LGBT community celebrates National Coming Out Day

Kayla Meyertons

Rainbow emojis flooded Facebook and Twitter feeds Tuesday for the 28th anniversary of National Coming Out Day, an annual LGBT awareness day.

National Coming Out Day promotes a safe world for lesbian, gay, transgender, bisexual and queer individuals to live open and honest lives, according to the Human Rights Campaign.

Student Government president Kevin Helgren said he is fortunate to have had a strong support system of family and friends when he came out as gay. 

“I realize that’s a luxury and a privilege and not many members of the LGBTQ community have that,” Helgren, a neuroscience and psychology senior, said. “So in terms of the notion behind National Coming Out Day, it’s important to send a really stark message to people who may be sifting through that sort of internal dialogue.” 

Linguistics junior Josh Rudd, co-director of Student Government’s Queer & Trans Students Alliance, said National Coming Out Day is important for people who feel comfortable coming out to the opportunity to do so. 

“I think it’s really important especially to note that it’s not a requirement to come out and that some people can’t or don’t feel safe doing so,” Rudd said. 

QTSA serves as an umbrella group for all LGBT organizations on campus and hosts community-wide events throughout the year. The agency promotes leadership within LGBT communities around the University. 

Sarah Herzer,  political communication and ancient history sophomore, said National Coming Out Day gives people in the closet something to look forward to. 

“Before I was ever out, I would see National Coming Out Day as a day of just seeing what life could be like and the possibilities of being in a place in my life in which I would be able to be out and free to talk with whomever about my sexuality and about being a queer woman,” Herzer said. “I think it’s great.”

Herzer, however, said discrimination is still very present on college campuses and she urges students who are not part of the LGBT community to be conscious and aware of any homophobia or active discrimination on campus. 

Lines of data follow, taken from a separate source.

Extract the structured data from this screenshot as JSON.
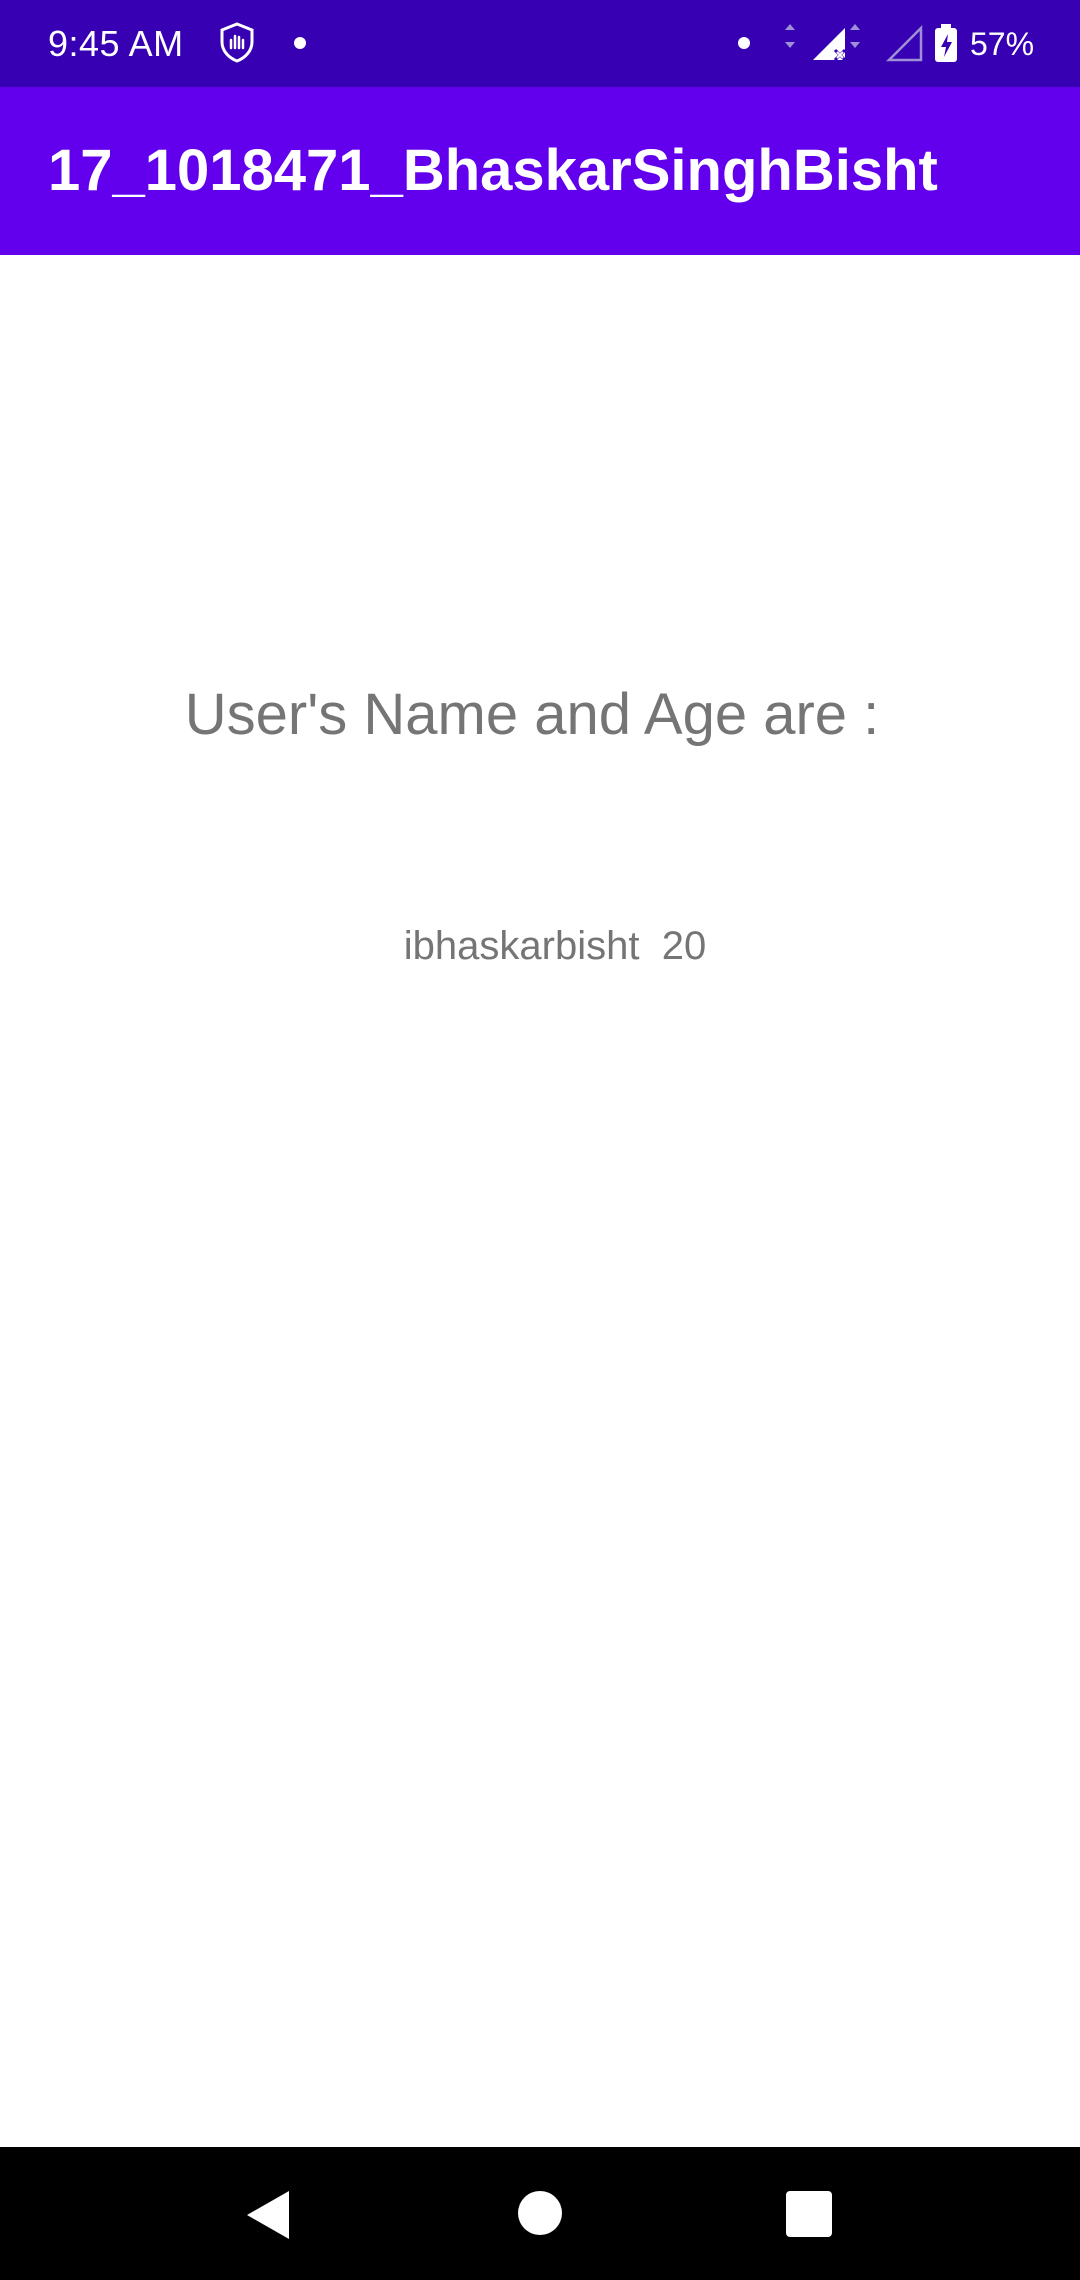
{
  "status_bar": {
    "time": "9:45 AM",
    "battery_percent": "57%",
    "icons": [
      "shield-icon",
      "notification-dot-icon",
      "signal-icon",
      "signal-empty-icon",
      "battery-charging-icon"
    ],
    "background_color": "#3700b3"
  },
  "app_bar": {
    "title": "17_1018471_BhaskarSinghBisht",
    "background_color": "#6200ee"
  },
  "main": {
    "heading": "User's Name and Age are :",
    "user_info": "ibhaskarbisht  20",
    "text_color": "#757575"
  },
  "nav_bar": {
    "buttons": [
      "back-icon",
      "home-icon",
      "recents-icon"
    ],
    "background_color": "#000000"
  }
}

“Its important for us to say as a University [we’re] committed to diversity and inclusion,” Helgren said. “You matter. You belong here.”